In most places in Salt Lake, para culture has always been absent. Housing estates like Karunamoyee have facilitated better interaction than blocks, which tend to isolate people. Yet even around Karunamoyee, where the Sunday incident took place, one sees less of the boys. “The local club culture is very limited,” says 61-year-old Souren Boral, the ex-secretary of Salt Lake GD block, who lived in Hatibagan for many years before. Unnerved by a Rs 40-lakh robbery in Salt Lake a few days ago, he says: “This is not expected in Hatibagan or Sovabazar areas where residents, rickshawpullers and paan-shop owners still dash out to protect and protest. My wife and daughter feel more comfortable in the north Calcutta paras despite the lack of many things.”

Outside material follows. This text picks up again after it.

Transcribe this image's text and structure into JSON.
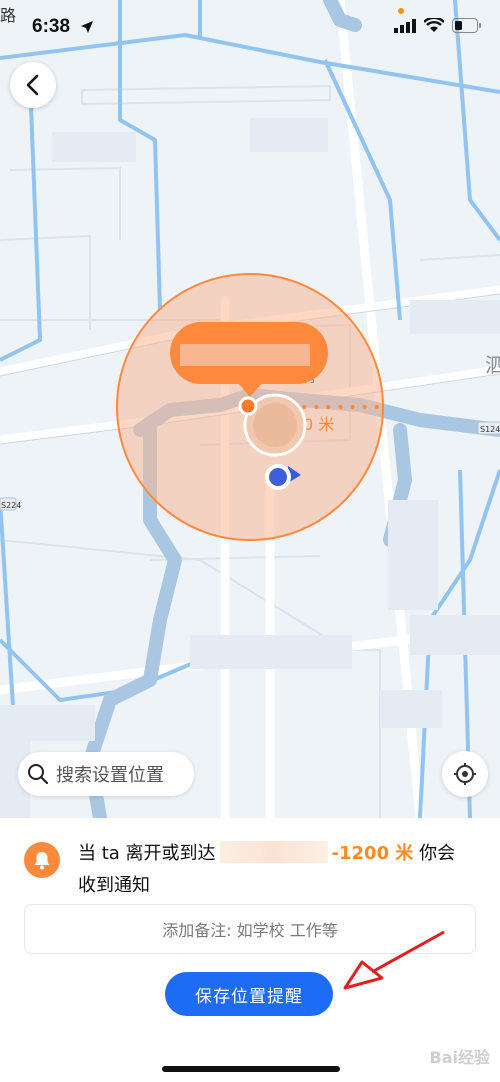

New community feeling
As with Hatibagan and Sovabazar, and some south Calcutta streets, the para does remain in some places. Robin Ganguly, a member of the club Tarun Sangha at Dum Dum Park, insists that the para feeling there is still going strong. “Most of us are old residents of this area. Everyone tries to maintain a rapport with each other and are ready to come forward during times of trouble,” says Ganguly, stressing on the absence of any political influence.
Then there is Bow Barracks, the central Calcutta neighbourhood, which is the ideal para and the subject of an upcoming film.
Some also see new paras emerging. Bula Bhadra, the head and professor of the sociology department of Calcutta University, says: “The traditional kind of para did die in one sense. But a new community feeling has come up in its place. Earlier, the community feeling was prevalent mostly among the middle and lower income groups. The very affluent tended to stay away. Now it is observed more in co-operatives and building complexes.”
As if on cue, Moushumi Roy, who moved to the Udita complex near Ajoynagar six years ago, says: “There are nine apartment blocks here and this place is a para in itself. I have never had the kind of support that I have had here.” She says she felt alienated in a single apartment block in Behala. “I gave birth to a stillborn child. No one was bothered. This wouldn’t happen here,” she says.
But if a young man was thrown out of the bus here'